Cinder, the cyborg mechanic, returns in the second thrilling instalment of the bestselling Lunar Chronicles. She’s trying to break out of prison–even though if she succeeds, she’ll be the Commonwealth’s most wanted fugitive.
Halfway around the world, Scarlet Benoit’s grandmother is missing. It turns out there are many things Scarlet doesn’t know about her grandmother or the grave danger she has lived in her whole life. When Scarlet encounters Wolf, a street fighter who may have information as to her grandmother’s whereabouts, she is loath to trust this stranger, but is inexplicably drawn to him, and he to her. As Scarlet and Wolf unravel one mystery, they encounter another when they meet Cinder. Now, all of them must stay one step ahead of the vicious Lunar Queen Levana, who will do anything for the handsome Prince Kai to become her husband, her king, her prisoner.

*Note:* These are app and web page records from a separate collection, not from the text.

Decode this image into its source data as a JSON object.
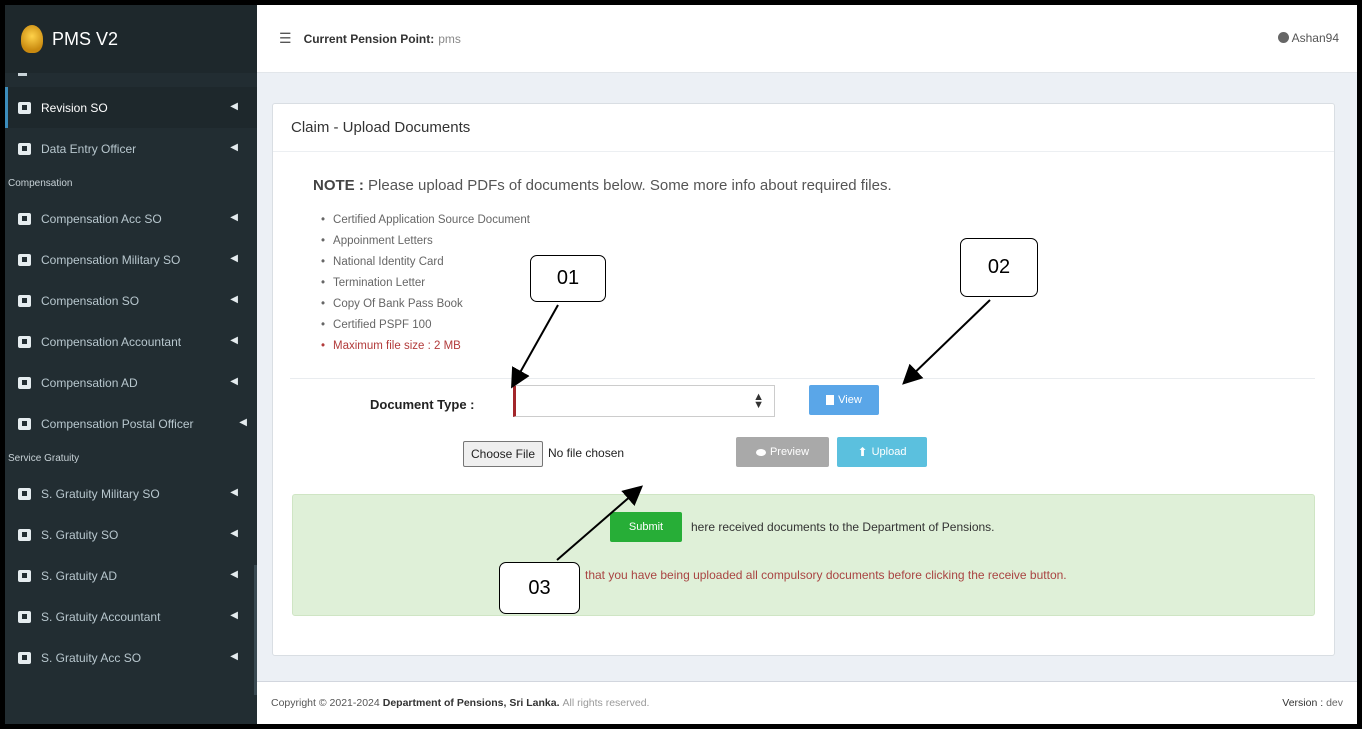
{
  "app": {
    "brand": "PMS V2"
  },
  "topbar": {
    "menu_icon": "hamburger-icon",
    "pension_point_label": "Current Pension Point:",
    "pension_point_value": "pms",
    "user": "Ashan94"
  },
  "sidebar": {
    "items": [
      {
        "label": "Revision SO",
        "icon": "file-icon",
        "active": true
      },
      {
        "label": "Data Entry Officer",
        "icon": "users-icon"
      },
      {
        "section": "Compensation"
      },
      {
        "label": "Compensation Acc SO",
        "icon": "file-icon"
      },
      {
        "label": "Compensation Military SO",
        "icon": "archive-icon"
      },
      {
        "label": "Compensation SO",
        "icon": "list-icon"
      },
      {
        "label": "Compensation Accountant",
        "icon": "file-icon"
      },
      {
        "label": "Compensation AD",
        "icon": "id-card-icon"
      },
      {
        "label": "Compensation Postal Officer",
        "icon": "file-icon"
      },
      {
        "section": "Service Gratuity"
      },
      {
        "label": "S. Gratuity Military SO",
        "icon": "handshake-icon"
      },
      {
        "label": "S. Gratuity SO",
        "icon": "file-icon"
      },
      {
        "label": "S. Gratuity AD",
        "icon": "file-icon"
      },
      {
        "label": "S. Gratuity Accountant",
        "icon": "file-icon"
      },
      {
        "label": "S. Gratuity Acc SO",
        "icon": "sitemap-icon"
      }
    ]
  },
  "main": {
    "title": "Claim - Upload Documents",
    "note_prefix": "NOTE :",
    "note_text": "Please upload PDFs of documents below. Some more info about required files.",
    "documents": [
      "Certified Application Source Document",
      "Appoinment Letters",
      "National Identity Card",
      "Termination Letter",
      "Copy Of Bank Pass Book",
      "Certified PSPF 100"
    ],
    "max_size": "Maximum file size : 2 MB",
    "document_type_label": "Document Type :",
    "document_type_value": "",
    "view_button": "View",
    "choose_file_button": "Choose File",
    "file_status": "No file chosen",
    "preview_button": "Preview",
    "upload_button": "Upload",
    "submit_button": "Submit",
    "submit_text": "here received documents to the Department of Pensions.",
    "warning_text": "that you have being uploaded all compulsory documents before clicking the receive button."
  },
  "callouts": [
    "01",
    "02",
    "03"
  ],
  "footer": {
    "copyright": "Copyright © 2021-2024",
    "org": "Department of Pensions, Sri Lanka.",
    "rights": "All rights reserved.",
    "version_label": "Version :",
    "version_value": "dev"
  },
  "colors": {
    "sidebar_bg": "#222d32",
    "accent": "#3c8dbc",
    "submit_green": "#27ae37",
    "panel_green": "#dff0d8",
    "warning_red": "#a94442"
  }
}
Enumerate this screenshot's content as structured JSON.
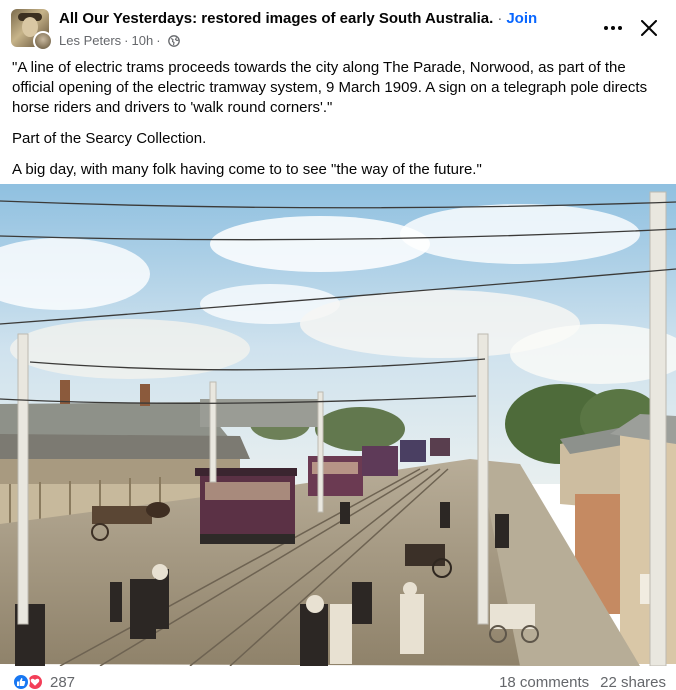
{
  "header": {
    "group_name": "All Our Yesterdays: restored images of early South Australia.",
    "join_label": "Join",
    "author": "Les Peters",
    "time": "10h",
    "more_icon": "more-horizontal-icon",
    "close_icon": "close-icon",
    "privacy_icon": "globe-icon"
  },
  "post": {
    "paragraphs": [
      "\"A line of electric trams proceeds towards the city along The Parade, Norwood, as part of the official opening of the electric tramway system, 9 March 1909. A sign on a telegraph pole directs horse riders and drivers to 'walk round corners'.\"",
      "Part of the Searcy Collection.",
      "A big day, with many folk having come to to see \"the way of the future.\""
    ]
  },
  "footer": {
    "reaction_count": "287",
    "comments": "18 comments",
    "shares": "22 shares"
  },
  "colors": {
    "link_blue": "#0866ff",
    "secondary_text": "#65676b",
    "like_blue": "#1877f2",
    "love_red": "#f33e58"
  }
}
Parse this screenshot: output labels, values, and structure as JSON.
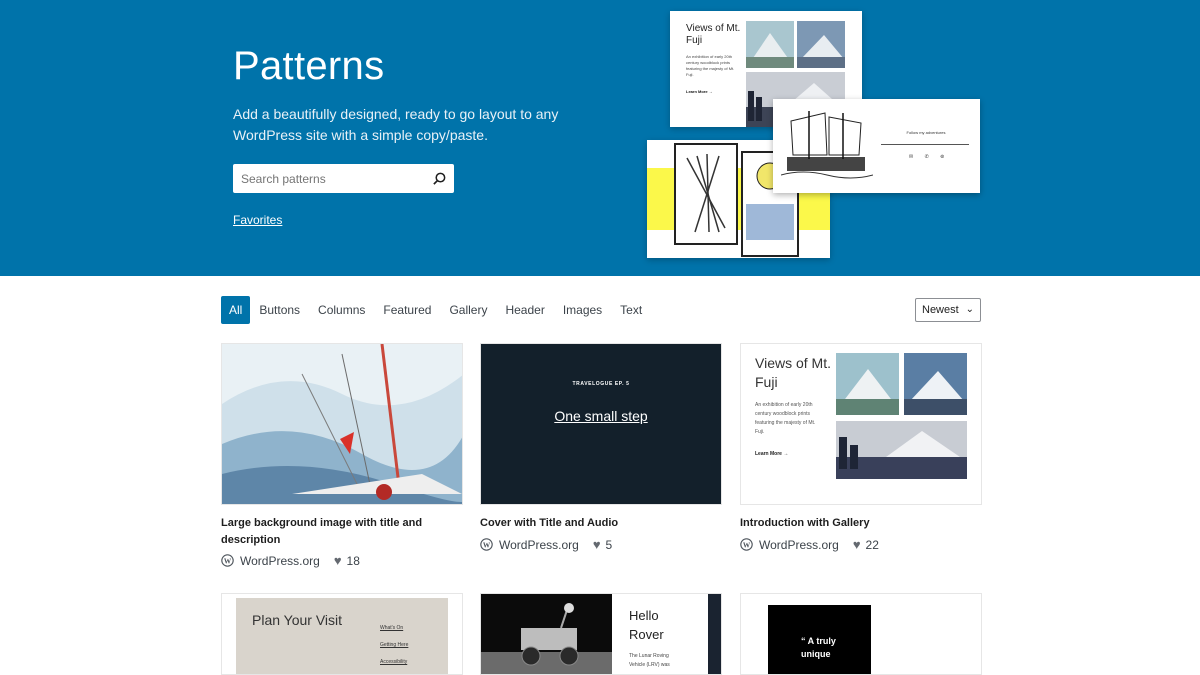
{
  "hero": {
    "title": "Patterns",
    "description": "Add a beautifully designed, ready to go layout to any WordPress site with a simple copy/paste.",
    "search_placeholder": "Search patterns",
    "favorites_label": "Favorites",
    "collage": {
      "fuji_title": "Views of Mt. Fuji",
      "fuji_desc": "An exhibition of early 20th century woodblock prints featuring the majesty of Mt. Fuji.",
      "fuji_link": "Learn More →",
      "follow_label": "Follow my adventures",
      "social_icons": "✉ ✆ ⊚"
    }
  },
  "filters": {
    "tabs": [
      "All",
      "Buttons",
      "Columns",
      "Featured",
      "Gallery",
      "Header",
      "Images",
      "Text"
    ],
    "active": "All",
    "sort_label": "Newest"
  },
  "patterns": [
    {
      "title": "Large background image with title and description",
      "author": "WordPress.org",
      "likes": "18"
    },
    {
      "title": "Cover with Title and Audio",
      "author": "WordPress.org",
      "likes": "5",
      "preview_kicker": "TRAVELOGUE EP. 5",
      "preview_title": "One small step"
    },
    {
      "title": "Introduction with Gallery",
      "author": "WordPress.org",
      "likes": "22",
      "preview_title": "Views of Mt. Fuji",
      "preview_desc": "An exhibition of early 20th century woodblock prints featuring the majesty of Mt. Fuji.",
      "preview_link": "Learn More →"
    },
    {
      "preview_title": "Plan Your Visit",
      "preview_links": [
        "What's On",
        "Getting Here",
        "Accessibility"
      ]
    },
    {
      "preview_title": "Hello Rover",
      "preview_desc": "The Lunar Roving Vehicle (LRV) was"
    },
    {
      "preview_quote": "“ A truly unique"
    }
  ],
  "colors": {
    "brand_blue": "#0073aa",
    "text": "#1e1e1e",
    "meta": "#3c434a"
  },
  "icons": {
    "search": "search-icon",
    "wp": "wordpress-icon",
    "heart": "heart-icon",
    "chevron": "chevron-down-icon"
  }
}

Scarlet was highly anticipated and had some big britches to fill after the amount of enjoyment I got out of reading Cinder – and it did not disappoint.
Even though we are introduced to new characters, primarily Scarlet, the storyline also picked up Cinder’s story and wove the two of them together expertly.
Again, as it is based on a fairytale, (Red Riding Hood) there is an amount of predictability to the plot; but yet I was still surprised and delighted at this adaptation and what eventuated in the pages of Marissa Meyer’s second instalment of the Luna Chronicles.
Scarlet is a great main character, a strong female who can hold her own. She differs from Cinder where she is a little more naive and relies on the help and guidance of her new companion, Wolf. The way aspects of the original fable are brought to life in this science fiction epic are masterful. Scarlet is a girl made through hard yakka and poverty. Intelligent enough to run her own business, but still sheltered: yes her character mirrors Cinder a little, but they shine as distinct separate women. Plus it was great to see the characters from the first and second books interact with Scarlet. The only negative I can mention about this novel, is that I felt that we didn’t get to know Scarlet as well as we did Cinder in the first book – much of this instalment dealt with events around Scarlet, rather than getting to know her as a character. But still very entertaining and totally had me fangirling!
Marissa’s writing style is effortless, and at times satirical, to ensure Scarlet is a quick and eloquent read. I did miss the comic relief that was present in Cinder, in the form of Iko… but our little robot friend jumped back into the story later in the novel. But as my favourite character, I would have loved to read more of Iko’s jarring and funny dialogue.
This has been one of my most enjoyed reads (and series) in the past year, so it will remain in my top ten recommendations. Will be jumping into the next in the series, Cress, in the month to come…
© Casey Carlisle 2015. Unauthorized use and/or duplication of this material without express and written permission from this blog’s author and/or owner is strictly prohibited. Excerpts and links may be used, provided that full and clear credit is given to Casey Carlisle with appropriate and specific direction to the original content.